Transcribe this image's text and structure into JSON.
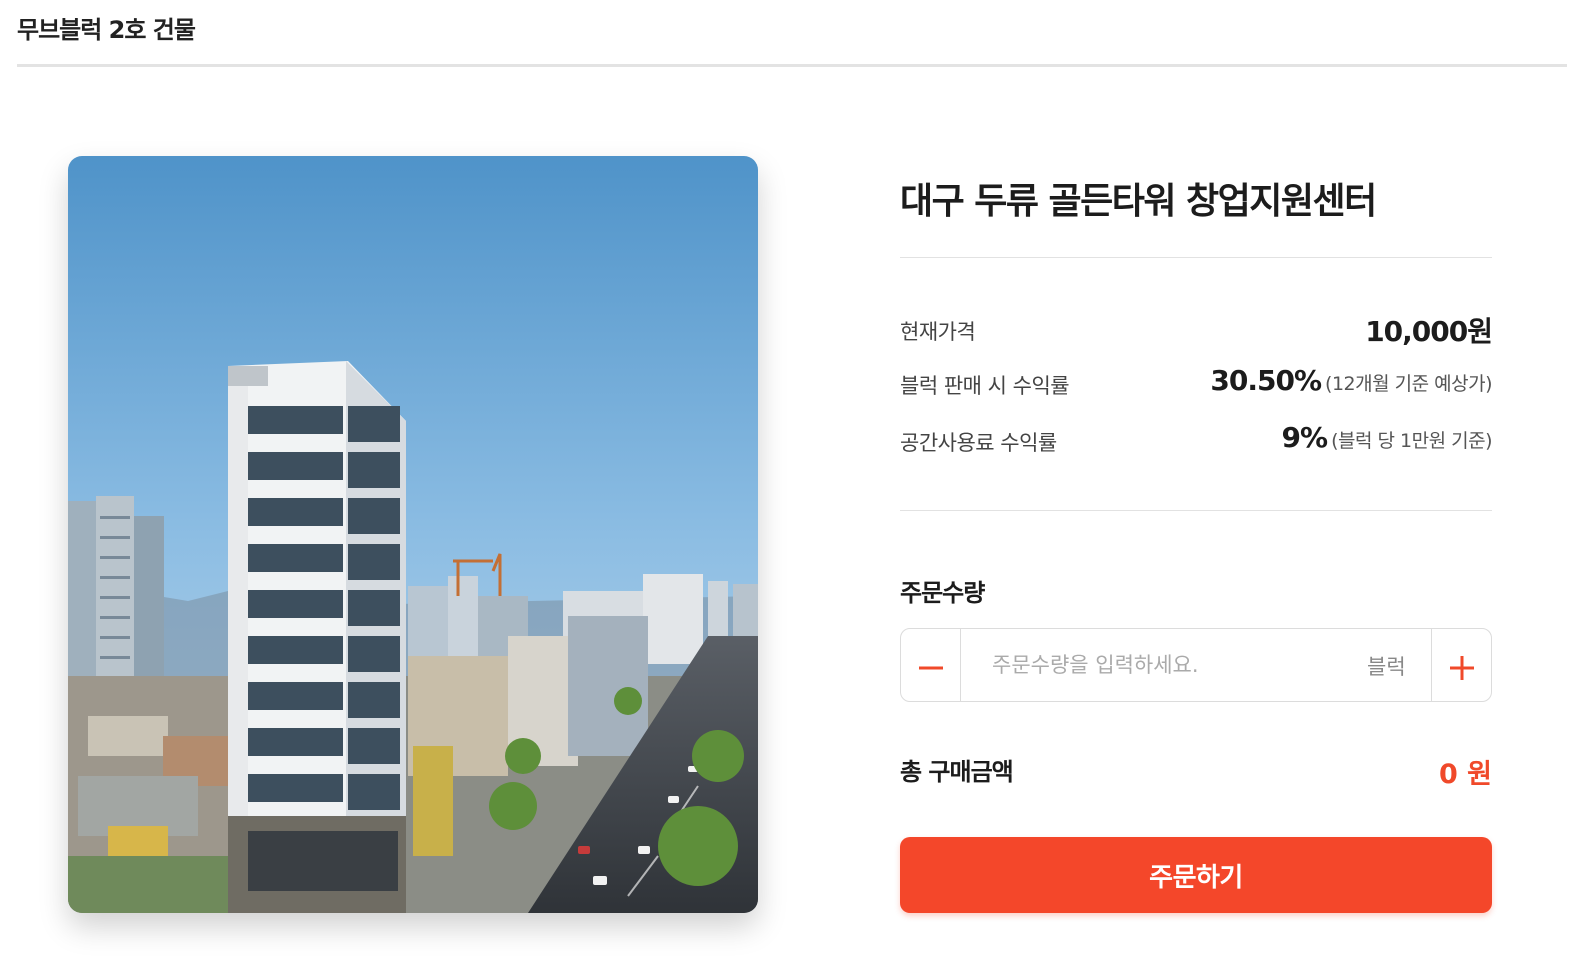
{
  "header": {
    "title": "무브블럭 2호 건물"
  },
  "product": {
    "title": "대구 두류 골든타워 창업지원센터",
    "image_icon": "building-photo"
  },
  "pricing": {
    "current_price_label": "현재가격",
    "current_price_value": "10,000원",
    "sale_yield_label": "블럭 판매 시 수익률",
    "sale_yield_value": "30.50%",
    "sale_yield_note": "(12개월 기준 예상가)",
    "space_yield_label": "공간사용료 수익률",
    "space_yield_value": "9%",
    "space_yield_note": "(블럭 당 1만원 기준)"
  },
  "order": {
    "quantity_label": "주문수량",
    "quantity_placeholder": "주문수량을 입력하세요.",
    "quantity_value": "",
    "quantity_unit": "블럭",
    "minus_icon": "minus-icon",
    "plus_icon": "plus-icon",
    "total_label": "총 구매금액",
    "total_value": "0 원",
    "order_button_label": "주문하기"
  },
  "colors": {
    "accent": "#f4472a",
    "divider": "#e2e2e2"
  }
}
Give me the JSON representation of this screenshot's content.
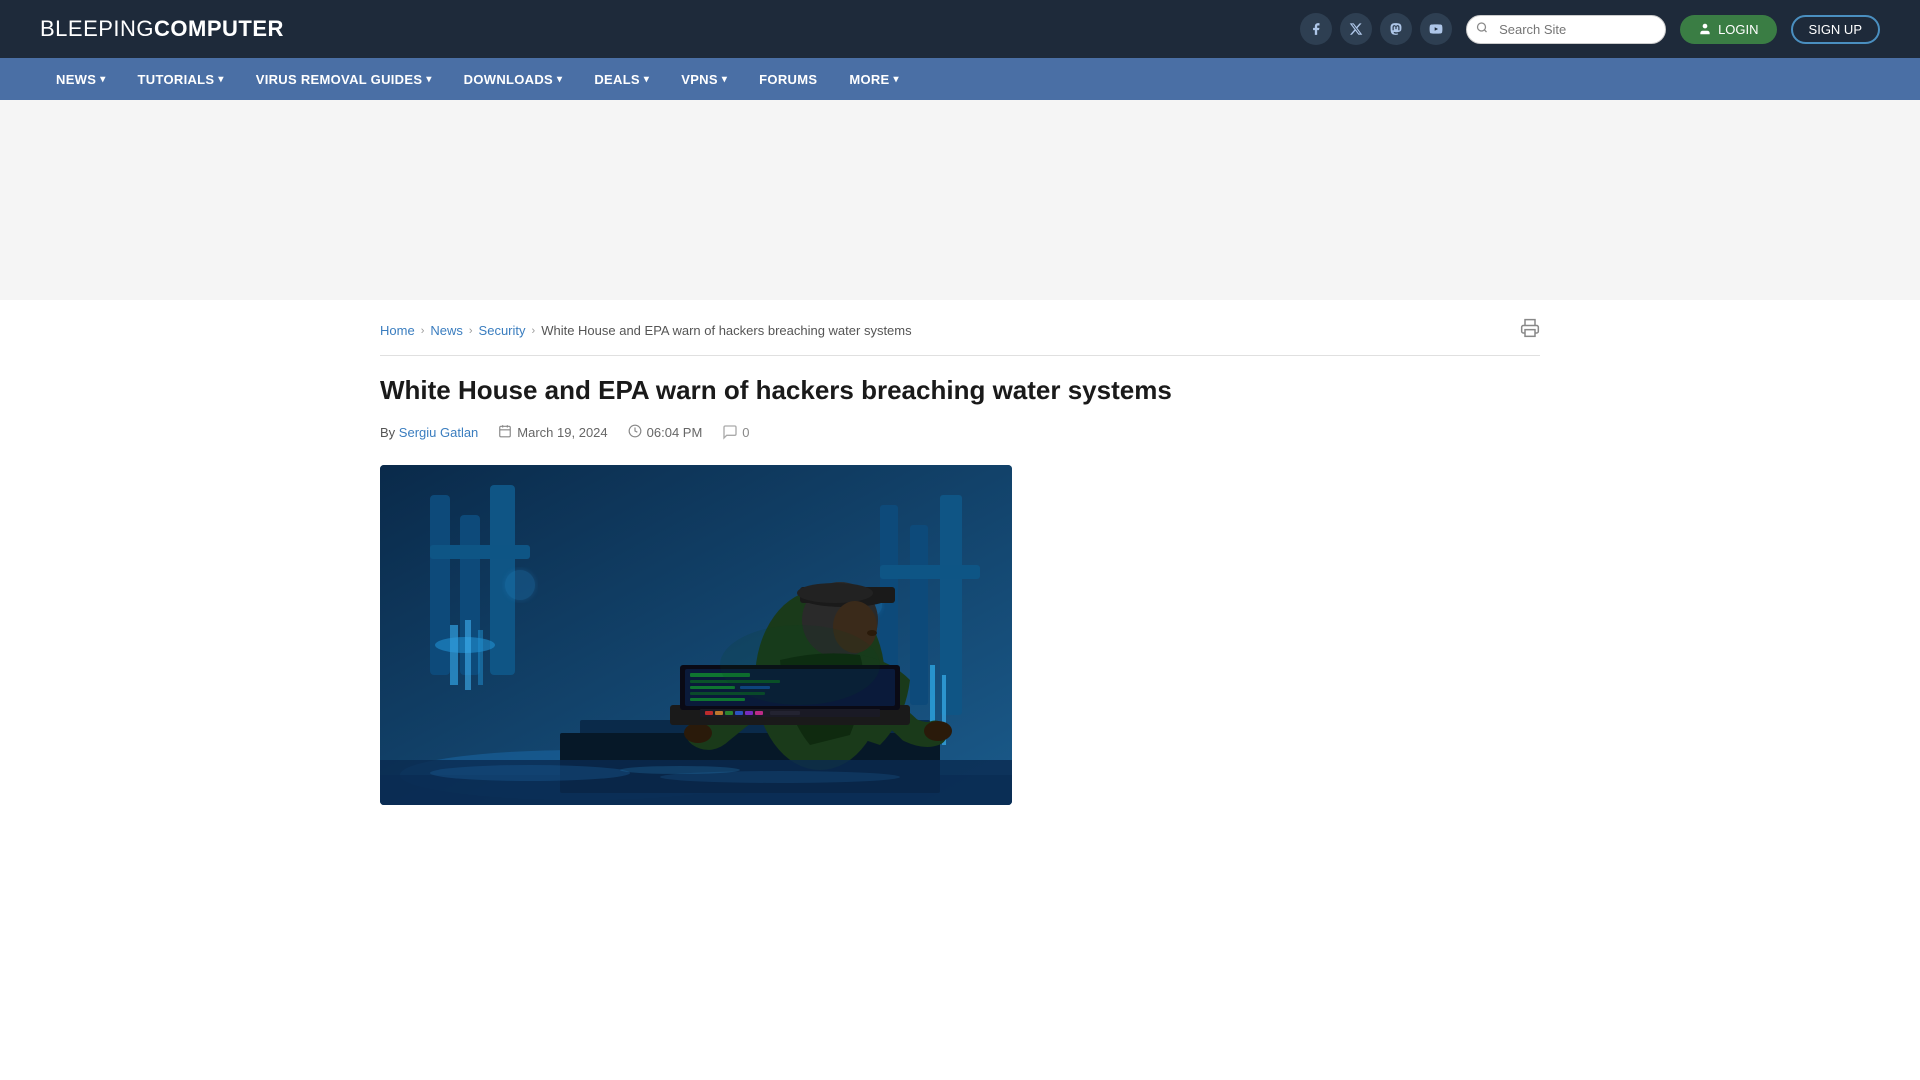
{
  "site": {
    "logo_first": "BLEEPING",
    "logo_second": "COMPUTER"
  },
  "header": {
    "search_placeholder": "Search Site",
    "login_label": "LOGIN",
    "signup_label": "SIGN UP",
    "social": [
      {
        "name": "facebook",
        "icon": "f"
      },
      {
        "name": "twitter",
        "icon": "𝕏"
      },
      {
        "name": "mastodon",
        "icon": "m"
      },
      {
        "name": "youtube",
        "icon": "▶"
      }
    ]
  },
  "nav": {
    "items": [
      {
        "label": "NEWS",
        "has_dropdown": true
      },
      {
        "label": "TUTORIALS",
        "has_dropdown": true
      },
      {
        "label": "VIRUS REMOVAL GUIDES",
        "has_dropdown": true
      },
      {
        "label": "DOWNLOADS",
        "has_dropdown": true
      },
      {
        "label": "DEALS",
        "has_dropdown": true
      },
      {
        "label": "VPNS",
        "has_dropdown": true
      },
      {
        "label": "FORUMS",
        "has_dropdown": false
      },
      {
        "label": "MORE",
        "has_dropdown": true
      }
    ]
  },
  "breadcrumb": {
    "items": [
      {
        "label": "Home",
        "link": true
      },
      {
        "label": "News",
        "link": true
      },
      {
        "label": "Security",
        "link": true
      },
      {
        "label": "White House and EPA warn of hackers breaching water systems",
        "link": false
      }
    ]
  },
  "article": {
    "title": "White House and EPA warn of hackers breaching water systems",
    "author": "Sergiu Gatlan",
    "date": "March 19, 2024",
    "time": "06:04 PM",
    "comments": "0",
    "image_alt": "Hacker at water treatment facility with laptop"
  }
}
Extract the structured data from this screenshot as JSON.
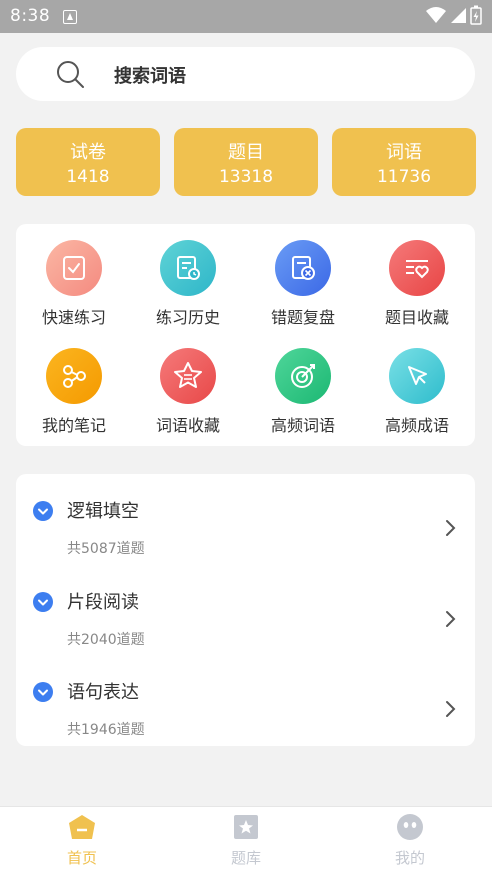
{
  "status_bar": {
    "time": "8:38"
  },
  "search": {
    "placeholder": "搜索词语"
  },
  "stats": [
    {
      "label": "试卷",
      "value": "1418"
    },
    {
      "label": "题目",
      "value": "13318"
    },
    {
      "label": "词语",
      "value": "11736"
    }
  ],
  "menu": [
    {
      "label": "快速练习",
      "icon": "quick-practice-icon"
    },
    {
      "label": "练习历史",
      "icon": "practice-history-icon"
    },
    {
      "label": "错题复盘",
      "icon": "wrong-review-icon"
    },
    {
      "label": "题目收藏",
      "icon": "question-favorite-icon"
    },
    {
      "label": "我的笔记",
      "icon": "notes-icon"
    },
    {
      "label": "词语收藏",
      "icon": "word-favorite-icon"
    },
    {
      "label": "高频词语",
      "icon": "high-freq-word-icon"
    },
    {
      "label": "高频成语",
      "icon": "high-freq-idiom-icon"
    }
  ],
  "categories": [
    {
      "title": "逻辑填空",
      "count": "共5087道题"
    },
    {
      "title": "片段阅读",
      "count": "共2040道题"
    },
    {
      "title": "语句表达",
      "count": "共1946道题"
    }
  ],
  "nav": [
    {
      "label": "首页",
      "active": true
    },
    {
      "label": "题库",
      "active": false
    },
    {
      "label": "我的",
      "active": false
    }
  ],
  "colors": {
    "accent": "#f0c14f",
    "check_blue": "#3d7ef0",
    "nav_inactive": "#c4c8d0"
  }
}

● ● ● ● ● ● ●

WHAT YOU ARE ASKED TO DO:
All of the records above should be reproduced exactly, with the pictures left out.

WRITTEN ANSWER:
Transcribe this image's text and structure into JSON.
{
  "header": {
    "title": "무브블럭 2호 건물"
  },
  "product": {
    "title": "대구 두류 골든타워 창업지원센터",
    "image_icon": "building-photo"
  },
  "pricing": {
    "current_price_label": "현재가격",
    "current_price_value": "10,000원",
    "sale_yield_label": "블럭 판매 시 수익률",
    "sale_yield_value": "30.50%",
    "sale_yield_note": "(12개월 기준 예상가)",
    "space_yield_label": "공간사용료 수익률",
    "space_yield_value": "9%",
    "space_yield_note": "(블럭 당 1만원 기준)"
  },
  "order": {
    "quantity_label": "주문수량",
    "quantity_placeholder": "주문수량을 입력하세요.",
    "quantity_value": "",
    "quantity_unit": "블럭",
    "minus_icon": "minus-icon",
    "plus_icon": "plus-icon",
    "total_label": "총 구매금액",
    "total_value": "0 원",
    "order_button_label": "주문하기"
  },
  "colors": {
    "accent": "#f4472a",
    "divider": "#e2e2e2"
  }
}
Give me the JSON representation of this screenshot's content.
{
  "site": {
    "logo_first": "BLEEPING",
    "logo_second": "COMPUTER"
  },
  "header": {
    "search_placeholder": "Search Site",
    "login_label": "LOGIN",
    "signup_label": "SIGN UP",
    "social": [
      {
        "name": "facebook",
        "icon": "f"
      },
      {
        "name": "twitter",
        "icon": "𝕏"
      },
      {
        "name": "mastodon",
        "icon": "m"
      },
      {
        "name": "youtube",
        "icon": "▶"
      }
    ]
  },
  "nav": {
    "items": [
      {
        "label": "NEWS",
        "has_dropdown": true
      },
      {
        "label": "TUTORIALS",
        "has_dropdown": true
      },
      {
        "label": "VIRUS REMOVAL GUIDES",
        "has_dropdown": true
      },
      {
        "label": "DOWNLOADS",
        "has_dropdown": true
      },
      {
        "label": "DEALS",
        "has_dropdown": true
      },
      {
        "label": "VPNS",
        "has_dropdown": true
      },
      {
        "label": "FORUMS",
        "has_dropdown": false
      },
      {
        "label": "MORE",
        "has_dropdown": true
      }
    ]
  },
  "breadcrumb": {
    "items": [
      {
        "label": "Home",
        "link": true
      },
      {
        "label": "News",
        "link": true
      },
      {
        "label": "Security",
        "link": true
      },
      {
        "label": "White House and EPA warn of hackers breaching water systems",
        "link": false
      }
    ]
  },
  "article": {
    "title": "White House and EPA warn of hackers breaching water systems",
    "author": "Sergiu Gatlan",
    "date": "March 19, 2024",
    "time": "06:04 PM",
    "comments": "0",
    "image_alt": "Hacker at water treatment facility with laptop"
  }
}
Extract the structured data from this screenshot as JSON.
{
  "status_bar": {
    "time": "8:38"
  },
  "search": {
    "placeholder": "搜索词语"
  },
  "stats": [
    {
      "label": "试卷",
      "value": "1418"
    },
    {
      "label": "题目",
      "value": "13318"
    },
    {
      "label": "词语",
      "value": "11736"
    }
  ],
  "menu": [
    {
      "label": "快速练习",
      "icon": "quick-practice-icon"
    },
    {
      "label": "练习历史",
      "icon": "practice-history-icon"
    },
    {
      "label": "错题复盘",
      "icon": "wrong-review-icon"
    },
    {
      "label": "题目收藏",
      "icon": "question-favorite-icon"
    },
    {
      "label": "我的笔记",
      "icon": "notes-icon"
    },
    {
      "label": "词语收藏",
      "icon": "word-favorite-icon"
    },
    {
      "label": "高频词语",
      "icon": "high-freq-word-icon"
    },
    {
      "label": "高频成语",
      "icon": "high-freq-idiom-icon"
    }
  ],
  "categories": [
    {
      "title": "逻辑填空",
      "count": "共5087道题"
    },
    {
      "title": "片段阅读",
      "count": "共2040道题"
    },
    {
      "title": "语句表达",
      "count": "共1946道题"
    }
  ],
  "nav": [
    {
      "label": "首页",
      "active": true
    },
    {
      "label": "题库",
      "active": false
    },
    {
      "label": "我的",
      "active": false
    }
  ],
  "colors": {
    "accent": "#f0c14f",
    "check_blue": "#3d7ef0",
    "nav_inactive": "#c4c8d0"
  }
}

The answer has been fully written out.